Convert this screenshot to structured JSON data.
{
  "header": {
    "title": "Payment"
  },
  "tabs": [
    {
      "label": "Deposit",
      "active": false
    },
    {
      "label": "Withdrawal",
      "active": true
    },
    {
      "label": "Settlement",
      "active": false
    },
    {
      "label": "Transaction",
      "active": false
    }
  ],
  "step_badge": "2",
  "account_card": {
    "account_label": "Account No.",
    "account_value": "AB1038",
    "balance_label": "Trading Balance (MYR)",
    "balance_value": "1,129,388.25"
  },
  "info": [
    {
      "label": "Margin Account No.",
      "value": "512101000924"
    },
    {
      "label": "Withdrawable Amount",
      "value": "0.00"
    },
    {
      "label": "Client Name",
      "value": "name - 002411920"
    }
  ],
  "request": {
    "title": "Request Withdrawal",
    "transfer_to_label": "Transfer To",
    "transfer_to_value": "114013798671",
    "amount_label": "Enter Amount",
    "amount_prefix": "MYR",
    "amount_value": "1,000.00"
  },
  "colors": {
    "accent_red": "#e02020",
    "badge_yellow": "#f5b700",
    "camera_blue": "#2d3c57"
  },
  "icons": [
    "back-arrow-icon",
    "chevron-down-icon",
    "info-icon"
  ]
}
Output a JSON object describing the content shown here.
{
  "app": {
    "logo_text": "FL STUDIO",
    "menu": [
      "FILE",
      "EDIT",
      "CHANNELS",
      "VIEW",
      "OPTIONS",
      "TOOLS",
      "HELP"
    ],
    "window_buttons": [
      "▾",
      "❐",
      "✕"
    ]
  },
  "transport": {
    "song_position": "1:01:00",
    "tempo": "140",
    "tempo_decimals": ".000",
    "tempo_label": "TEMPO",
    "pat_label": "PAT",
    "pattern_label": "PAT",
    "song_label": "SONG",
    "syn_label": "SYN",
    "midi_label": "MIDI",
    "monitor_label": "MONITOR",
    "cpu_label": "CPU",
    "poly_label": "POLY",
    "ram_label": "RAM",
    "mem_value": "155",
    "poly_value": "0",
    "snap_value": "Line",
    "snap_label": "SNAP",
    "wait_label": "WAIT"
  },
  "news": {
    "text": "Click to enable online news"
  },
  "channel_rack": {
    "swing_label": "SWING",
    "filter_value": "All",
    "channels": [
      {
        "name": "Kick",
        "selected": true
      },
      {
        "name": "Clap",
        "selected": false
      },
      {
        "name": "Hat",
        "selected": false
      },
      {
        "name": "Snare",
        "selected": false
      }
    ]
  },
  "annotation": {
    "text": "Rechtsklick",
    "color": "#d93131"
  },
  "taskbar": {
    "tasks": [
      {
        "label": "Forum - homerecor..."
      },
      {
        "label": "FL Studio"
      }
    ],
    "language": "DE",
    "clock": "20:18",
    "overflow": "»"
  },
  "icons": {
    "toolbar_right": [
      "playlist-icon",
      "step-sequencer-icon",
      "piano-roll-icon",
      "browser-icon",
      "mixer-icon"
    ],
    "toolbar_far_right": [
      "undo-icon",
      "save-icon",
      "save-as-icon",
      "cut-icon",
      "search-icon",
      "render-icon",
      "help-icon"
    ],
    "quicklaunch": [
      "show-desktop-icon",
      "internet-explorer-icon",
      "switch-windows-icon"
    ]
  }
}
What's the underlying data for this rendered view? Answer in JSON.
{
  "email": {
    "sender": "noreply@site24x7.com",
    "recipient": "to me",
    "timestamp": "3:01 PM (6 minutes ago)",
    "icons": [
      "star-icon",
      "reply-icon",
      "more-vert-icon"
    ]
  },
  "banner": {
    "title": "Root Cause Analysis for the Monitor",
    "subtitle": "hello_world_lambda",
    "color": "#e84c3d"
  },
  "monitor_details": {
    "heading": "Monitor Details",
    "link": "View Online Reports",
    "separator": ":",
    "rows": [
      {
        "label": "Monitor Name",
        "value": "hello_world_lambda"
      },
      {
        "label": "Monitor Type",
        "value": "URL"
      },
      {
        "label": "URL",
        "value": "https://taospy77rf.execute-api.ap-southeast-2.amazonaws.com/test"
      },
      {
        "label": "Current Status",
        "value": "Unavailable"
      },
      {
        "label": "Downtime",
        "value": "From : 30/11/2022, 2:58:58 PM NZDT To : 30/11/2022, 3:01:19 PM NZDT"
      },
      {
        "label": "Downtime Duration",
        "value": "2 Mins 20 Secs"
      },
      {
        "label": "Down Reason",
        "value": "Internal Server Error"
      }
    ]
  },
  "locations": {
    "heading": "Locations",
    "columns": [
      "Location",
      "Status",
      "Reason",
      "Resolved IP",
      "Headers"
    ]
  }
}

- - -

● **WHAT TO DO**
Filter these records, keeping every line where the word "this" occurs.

● **TASK OUTPUT**
Convert this screenshot to structured JSON data.
What's the underlying data for this rendered view? Answer in JSON.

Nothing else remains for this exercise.